→ INFORMATION SHOWN:
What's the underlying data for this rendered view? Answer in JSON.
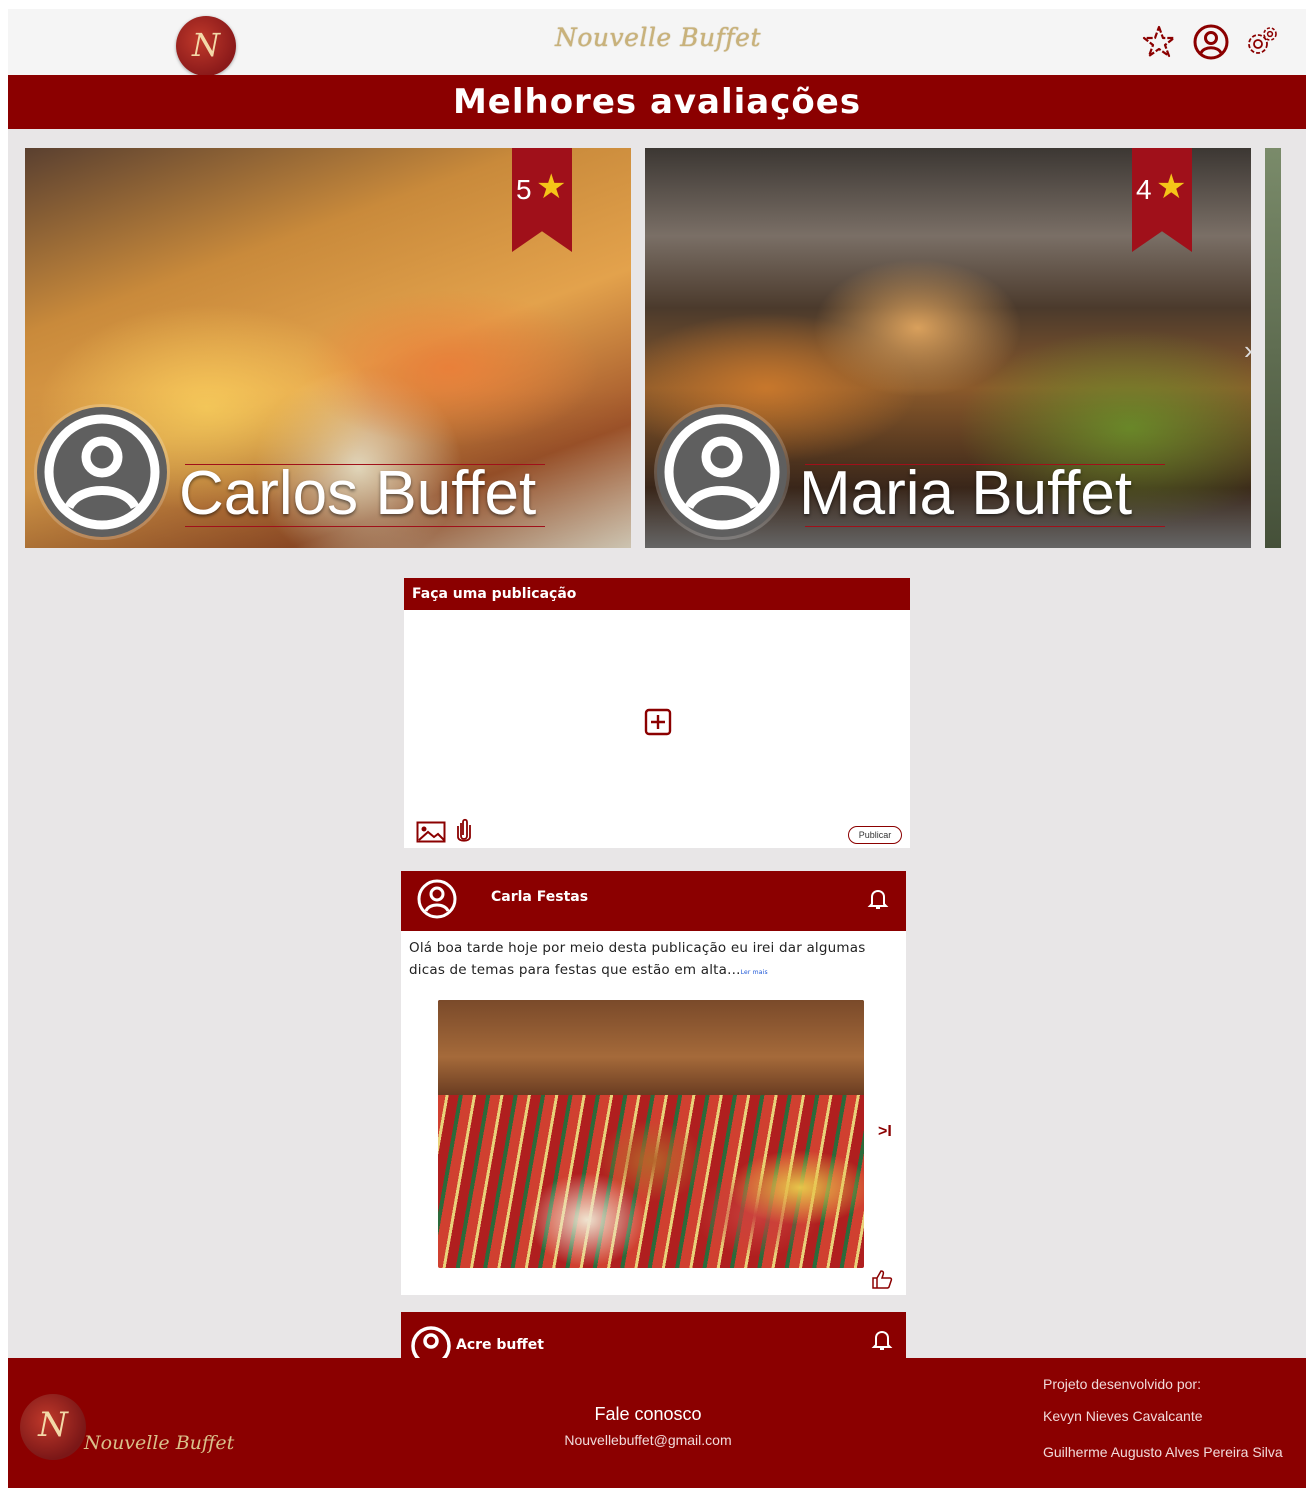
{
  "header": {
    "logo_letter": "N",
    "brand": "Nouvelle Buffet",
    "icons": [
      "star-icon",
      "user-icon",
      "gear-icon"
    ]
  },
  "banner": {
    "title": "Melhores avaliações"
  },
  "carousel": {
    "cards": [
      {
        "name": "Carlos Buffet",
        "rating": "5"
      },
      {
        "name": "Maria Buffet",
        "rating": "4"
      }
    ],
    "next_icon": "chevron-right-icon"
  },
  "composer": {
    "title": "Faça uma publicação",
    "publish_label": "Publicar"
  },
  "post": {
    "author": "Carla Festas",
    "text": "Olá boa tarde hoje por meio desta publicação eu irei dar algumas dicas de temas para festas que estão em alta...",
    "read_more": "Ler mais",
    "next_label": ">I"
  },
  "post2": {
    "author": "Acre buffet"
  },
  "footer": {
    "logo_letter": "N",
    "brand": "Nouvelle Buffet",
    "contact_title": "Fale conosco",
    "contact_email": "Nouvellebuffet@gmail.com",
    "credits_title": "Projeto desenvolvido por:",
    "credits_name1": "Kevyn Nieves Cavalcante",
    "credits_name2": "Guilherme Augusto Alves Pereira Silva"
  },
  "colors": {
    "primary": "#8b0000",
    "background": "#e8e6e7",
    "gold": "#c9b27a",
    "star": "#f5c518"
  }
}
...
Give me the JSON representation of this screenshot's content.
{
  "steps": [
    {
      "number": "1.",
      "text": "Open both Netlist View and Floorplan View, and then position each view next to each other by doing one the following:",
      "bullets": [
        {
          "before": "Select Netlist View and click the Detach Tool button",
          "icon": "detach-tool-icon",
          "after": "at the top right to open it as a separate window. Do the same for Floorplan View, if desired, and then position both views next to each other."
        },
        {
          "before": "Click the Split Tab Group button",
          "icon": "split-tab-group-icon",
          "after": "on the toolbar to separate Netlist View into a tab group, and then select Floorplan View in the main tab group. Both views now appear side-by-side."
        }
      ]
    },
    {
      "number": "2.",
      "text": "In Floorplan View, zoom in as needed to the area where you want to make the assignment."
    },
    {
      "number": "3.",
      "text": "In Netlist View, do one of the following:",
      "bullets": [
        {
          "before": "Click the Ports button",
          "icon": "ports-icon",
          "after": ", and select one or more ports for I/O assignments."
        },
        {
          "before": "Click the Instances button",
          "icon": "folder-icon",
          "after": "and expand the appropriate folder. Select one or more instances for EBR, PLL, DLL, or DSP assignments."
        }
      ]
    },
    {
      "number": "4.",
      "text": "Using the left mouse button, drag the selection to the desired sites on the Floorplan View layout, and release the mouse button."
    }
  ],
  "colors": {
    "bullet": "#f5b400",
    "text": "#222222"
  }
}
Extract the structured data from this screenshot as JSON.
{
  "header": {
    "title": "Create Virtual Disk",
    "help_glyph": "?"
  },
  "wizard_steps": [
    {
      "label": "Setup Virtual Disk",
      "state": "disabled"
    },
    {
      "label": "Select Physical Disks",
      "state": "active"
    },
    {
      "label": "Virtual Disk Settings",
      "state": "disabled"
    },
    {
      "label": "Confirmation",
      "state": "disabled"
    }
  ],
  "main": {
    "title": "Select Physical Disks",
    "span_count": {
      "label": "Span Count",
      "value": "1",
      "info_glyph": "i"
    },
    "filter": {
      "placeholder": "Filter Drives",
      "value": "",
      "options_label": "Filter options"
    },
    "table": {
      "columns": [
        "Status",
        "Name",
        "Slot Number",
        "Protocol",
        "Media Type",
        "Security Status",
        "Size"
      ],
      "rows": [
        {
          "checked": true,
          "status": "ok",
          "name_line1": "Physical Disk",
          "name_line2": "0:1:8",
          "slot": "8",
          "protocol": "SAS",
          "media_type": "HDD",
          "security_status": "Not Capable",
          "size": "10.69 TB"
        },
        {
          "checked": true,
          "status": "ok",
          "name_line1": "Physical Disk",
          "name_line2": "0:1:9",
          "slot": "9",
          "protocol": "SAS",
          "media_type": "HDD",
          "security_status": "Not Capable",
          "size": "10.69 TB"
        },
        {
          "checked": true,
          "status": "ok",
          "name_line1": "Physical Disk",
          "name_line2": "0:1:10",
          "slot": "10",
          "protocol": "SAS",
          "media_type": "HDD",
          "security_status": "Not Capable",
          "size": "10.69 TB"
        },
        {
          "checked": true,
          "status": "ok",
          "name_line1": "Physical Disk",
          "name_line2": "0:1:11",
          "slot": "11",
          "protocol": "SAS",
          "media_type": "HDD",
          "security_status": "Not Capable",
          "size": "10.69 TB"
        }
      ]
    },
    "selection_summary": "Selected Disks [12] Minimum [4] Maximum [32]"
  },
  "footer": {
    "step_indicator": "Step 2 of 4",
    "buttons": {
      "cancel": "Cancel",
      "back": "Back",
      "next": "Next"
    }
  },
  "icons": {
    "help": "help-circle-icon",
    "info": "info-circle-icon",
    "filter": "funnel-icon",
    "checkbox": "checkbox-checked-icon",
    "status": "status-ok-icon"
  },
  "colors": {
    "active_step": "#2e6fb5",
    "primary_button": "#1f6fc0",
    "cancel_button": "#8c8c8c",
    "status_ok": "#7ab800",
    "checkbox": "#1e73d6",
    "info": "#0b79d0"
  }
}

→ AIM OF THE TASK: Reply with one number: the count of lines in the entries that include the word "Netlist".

→ RESPONSE: 4